TASK STATEMENT:
Go through the entries one line at a time, and gather every line that has the word "Most".

MATERIAL FOR THIS EXERCISE:
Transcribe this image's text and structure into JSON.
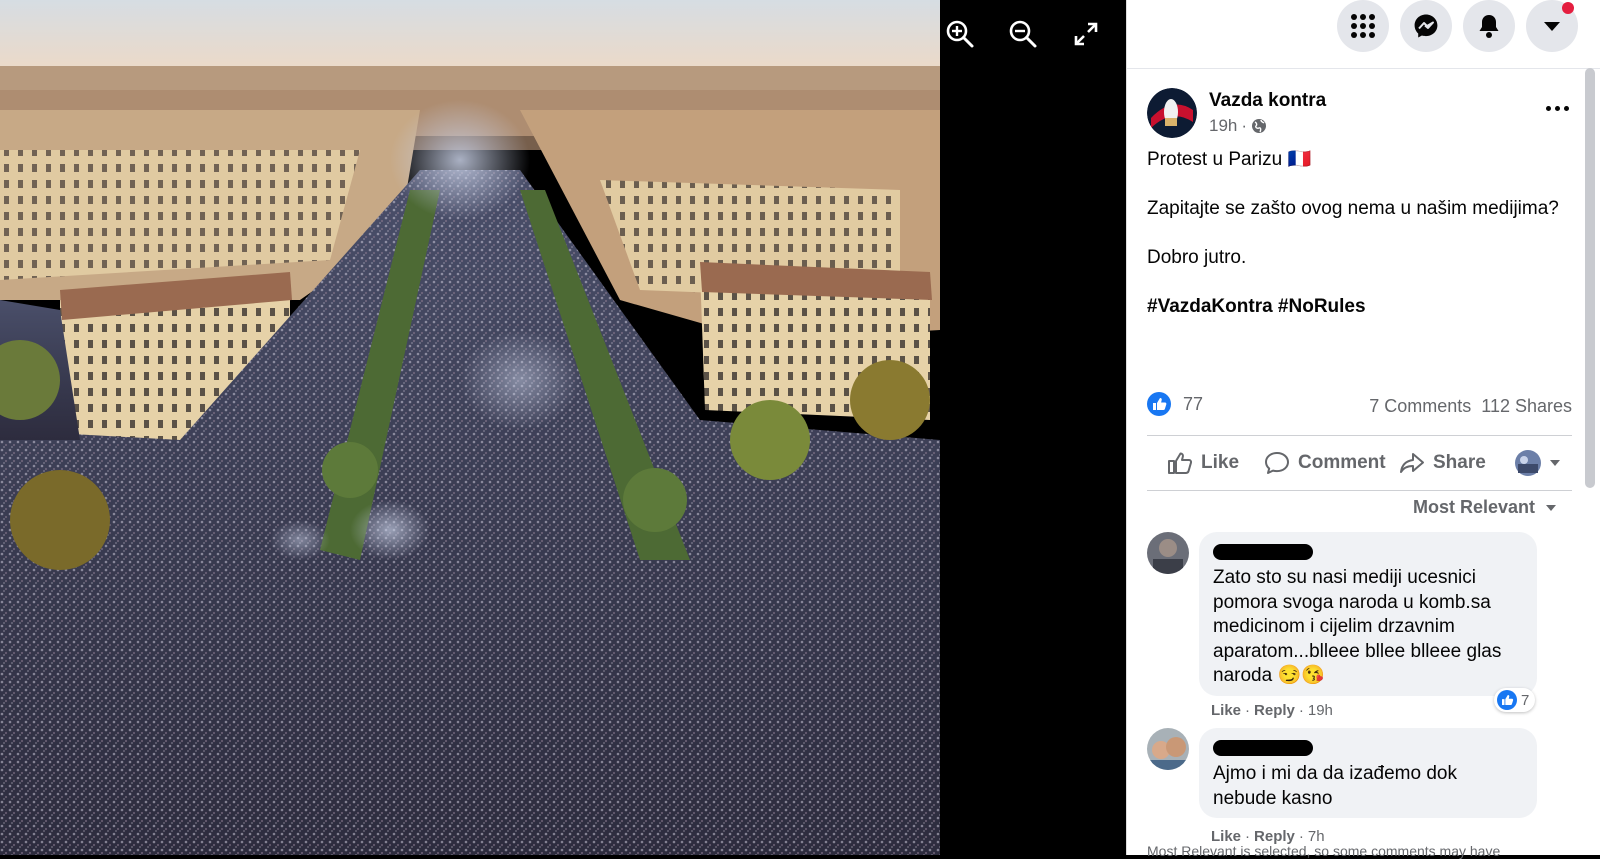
{
  "viewer": {
    "zoom_in": "zoom-in",
    "zoom_out": "zoom-out",
    "fullscreen": "fullscreen",
    "photo_alt": "Aerial photo of a massive crowd on a Paris boulevard"
  },
  "topbar": {
    "menu_icon": "grid-menu-icon",
    "messenger_icon": "messenger-icon",
    "notifications_icon": "bell-icon",
    "account_icon": "caret-down-icon"
  },
  "post": {
    "page_name": "Vazda kontra",
    "time": "19h",
    "visibility_icon": "globe-icon",
    "line1": "Protest u Parizu 🇫🇷",
    "line2": "Zapitajte se zašto ovog nema u našim medijima?",
    "line3": "Dobro jutro.",
    "hashtags": "#VazdaKontra #NoRules"
  },
  "stats": {
    "likes": "77",
    "comments": "7 Comments",
    "shares": "112 Shares"
  },
  "actions": {
    "like": "Like",
    "comment": "Comment",
    "share": "Share"
  },
  "sort": {
    "label": "Most Relevant"
  },
  "comments": [
    {
      "text": "Zato sto su nasi mediji ucesnici pomora svoga naroda u komb.sa medicinom i cijelim drzavnim aparatom...blleee bllee blleee glas naroda 😏😘",
      "like": "Like",
      "reply": "Reply",
      "time": "19h",
      "reactions": "7"
    },
    {
      "text": "Ajmo i mi da da izađemo dok nebude kasno",
      "like": "Like",
      "reply": "Reply",
      "time": "7h"
    }
  ],
  "footer_note": "Most Relevant is selected, so some comments may have",
  "colors": {
    "facebook_blue": "#1877f2",
    "text_secondary": "#65676b",
    "bubble_bg": "#f0f2f5",
    "notification_red": "#e41e3f"
  }
}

REPLY:
    "label": "Most Relevant"
  "footer_note": "Most Relevant is selected, so some comments may have",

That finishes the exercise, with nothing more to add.